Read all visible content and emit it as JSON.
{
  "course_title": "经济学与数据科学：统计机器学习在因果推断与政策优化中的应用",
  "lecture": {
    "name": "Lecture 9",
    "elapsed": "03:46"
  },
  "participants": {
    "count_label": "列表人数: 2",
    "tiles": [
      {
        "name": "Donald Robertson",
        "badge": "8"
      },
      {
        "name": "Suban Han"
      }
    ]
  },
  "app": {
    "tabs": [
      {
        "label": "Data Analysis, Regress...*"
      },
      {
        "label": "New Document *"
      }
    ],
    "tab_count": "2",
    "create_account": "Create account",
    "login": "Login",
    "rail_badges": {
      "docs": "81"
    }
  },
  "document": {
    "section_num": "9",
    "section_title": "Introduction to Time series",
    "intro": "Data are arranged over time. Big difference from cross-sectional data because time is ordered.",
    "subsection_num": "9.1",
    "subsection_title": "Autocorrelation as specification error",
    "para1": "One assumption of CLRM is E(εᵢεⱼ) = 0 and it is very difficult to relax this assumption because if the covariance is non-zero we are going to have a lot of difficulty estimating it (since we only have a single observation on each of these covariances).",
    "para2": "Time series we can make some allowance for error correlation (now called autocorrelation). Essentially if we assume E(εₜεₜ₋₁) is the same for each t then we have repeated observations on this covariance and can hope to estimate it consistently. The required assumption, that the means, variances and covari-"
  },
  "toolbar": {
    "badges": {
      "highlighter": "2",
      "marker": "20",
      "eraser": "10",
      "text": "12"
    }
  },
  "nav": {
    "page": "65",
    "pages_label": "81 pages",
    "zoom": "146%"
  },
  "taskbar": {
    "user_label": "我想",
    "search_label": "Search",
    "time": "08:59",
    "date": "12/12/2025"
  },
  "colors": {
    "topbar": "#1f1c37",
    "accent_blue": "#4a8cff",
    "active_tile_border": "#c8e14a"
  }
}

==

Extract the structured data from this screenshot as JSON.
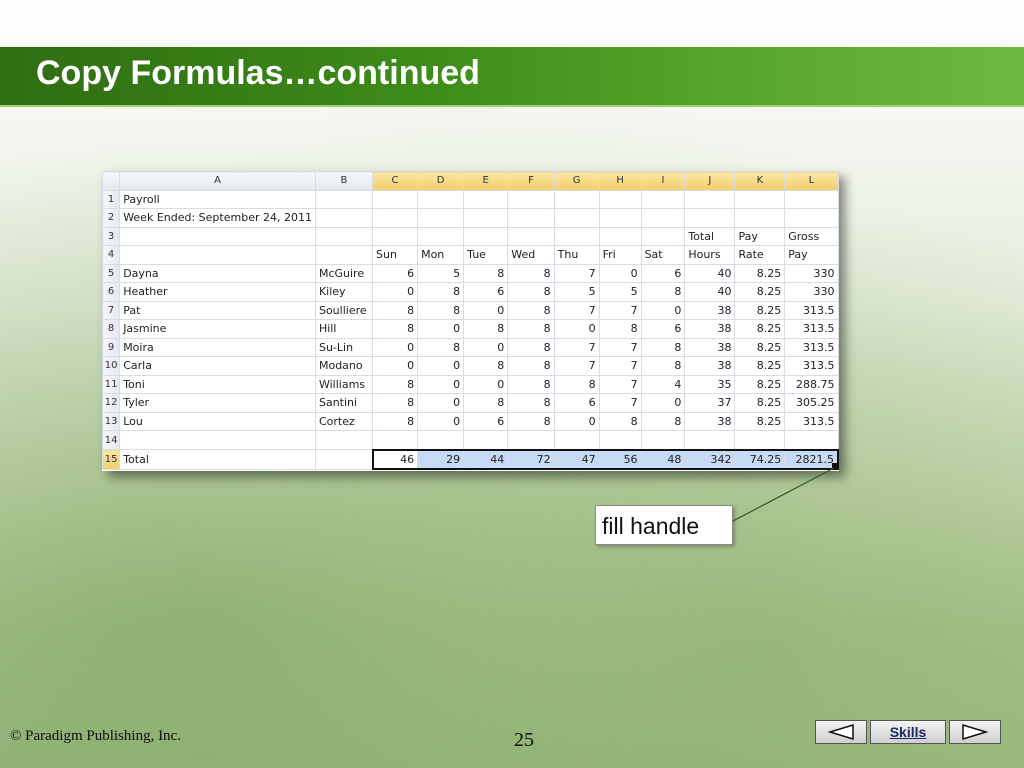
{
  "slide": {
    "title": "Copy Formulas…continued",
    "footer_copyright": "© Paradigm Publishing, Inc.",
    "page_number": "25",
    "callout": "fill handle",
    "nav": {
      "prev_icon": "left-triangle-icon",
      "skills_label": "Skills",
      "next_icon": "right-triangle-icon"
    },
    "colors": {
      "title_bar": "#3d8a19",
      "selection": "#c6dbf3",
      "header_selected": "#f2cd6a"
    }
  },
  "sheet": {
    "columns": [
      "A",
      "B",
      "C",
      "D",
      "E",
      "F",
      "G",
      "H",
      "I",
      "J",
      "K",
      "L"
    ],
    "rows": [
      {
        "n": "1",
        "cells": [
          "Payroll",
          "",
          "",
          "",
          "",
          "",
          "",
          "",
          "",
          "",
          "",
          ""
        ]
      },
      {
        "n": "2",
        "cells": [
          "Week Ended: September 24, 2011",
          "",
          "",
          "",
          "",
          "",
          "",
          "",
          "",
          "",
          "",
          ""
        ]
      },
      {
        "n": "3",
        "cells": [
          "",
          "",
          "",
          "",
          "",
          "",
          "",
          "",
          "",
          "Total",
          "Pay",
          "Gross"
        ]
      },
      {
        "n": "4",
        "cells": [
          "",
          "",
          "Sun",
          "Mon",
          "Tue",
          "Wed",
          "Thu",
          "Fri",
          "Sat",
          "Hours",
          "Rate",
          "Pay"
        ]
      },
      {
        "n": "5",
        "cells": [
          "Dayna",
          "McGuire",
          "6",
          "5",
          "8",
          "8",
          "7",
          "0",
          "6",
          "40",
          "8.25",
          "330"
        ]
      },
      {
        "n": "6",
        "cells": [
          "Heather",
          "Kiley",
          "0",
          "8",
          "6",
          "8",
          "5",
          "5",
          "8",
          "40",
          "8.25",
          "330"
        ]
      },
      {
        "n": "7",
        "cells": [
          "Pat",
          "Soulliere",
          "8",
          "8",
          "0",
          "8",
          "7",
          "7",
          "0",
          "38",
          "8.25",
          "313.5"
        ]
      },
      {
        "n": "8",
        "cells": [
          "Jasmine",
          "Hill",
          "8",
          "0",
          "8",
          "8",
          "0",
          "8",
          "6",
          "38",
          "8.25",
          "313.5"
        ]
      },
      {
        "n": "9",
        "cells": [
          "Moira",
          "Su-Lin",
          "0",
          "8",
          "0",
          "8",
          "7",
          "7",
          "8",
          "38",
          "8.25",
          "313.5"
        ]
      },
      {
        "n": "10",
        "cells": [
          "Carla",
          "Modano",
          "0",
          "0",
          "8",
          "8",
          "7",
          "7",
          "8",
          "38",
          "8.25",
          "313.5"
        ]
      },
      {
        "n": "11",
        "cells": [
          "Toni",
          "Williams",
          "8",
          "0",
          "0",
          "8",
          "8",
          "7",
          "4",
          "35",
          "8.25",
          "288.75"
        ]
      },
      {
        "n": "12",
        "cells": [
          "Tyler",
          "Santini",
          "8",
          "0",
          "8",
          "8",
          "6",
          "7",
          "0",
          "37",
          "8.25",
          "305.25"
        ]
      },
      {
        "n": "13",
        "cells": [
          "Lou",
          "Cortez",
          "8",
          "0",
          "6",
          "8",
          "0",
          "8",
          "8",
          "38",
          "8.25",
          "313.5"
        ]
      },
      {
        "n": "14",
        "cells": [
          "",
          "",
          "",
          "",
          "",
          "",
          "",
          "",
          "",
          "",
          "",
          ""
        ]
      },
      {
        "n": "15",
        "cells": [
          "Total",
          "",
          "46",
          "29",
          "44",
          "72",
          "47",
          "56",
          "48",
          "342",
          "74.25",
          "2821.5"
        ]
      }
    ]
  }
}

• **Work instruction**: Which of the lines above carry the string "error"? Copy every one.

• **Response to the task**:
    "subsection_title": "Autocorrelation as specification error",
    "para2": "Time series we can make some allowance for error correlation (now called autocorrelation). Essentially if we assume E(εₜεₜ₋₁) is the same for each t then we have repeated observations on this covariance and can hope to estimate it consistently. The required assumption, that the means, variances and covari-"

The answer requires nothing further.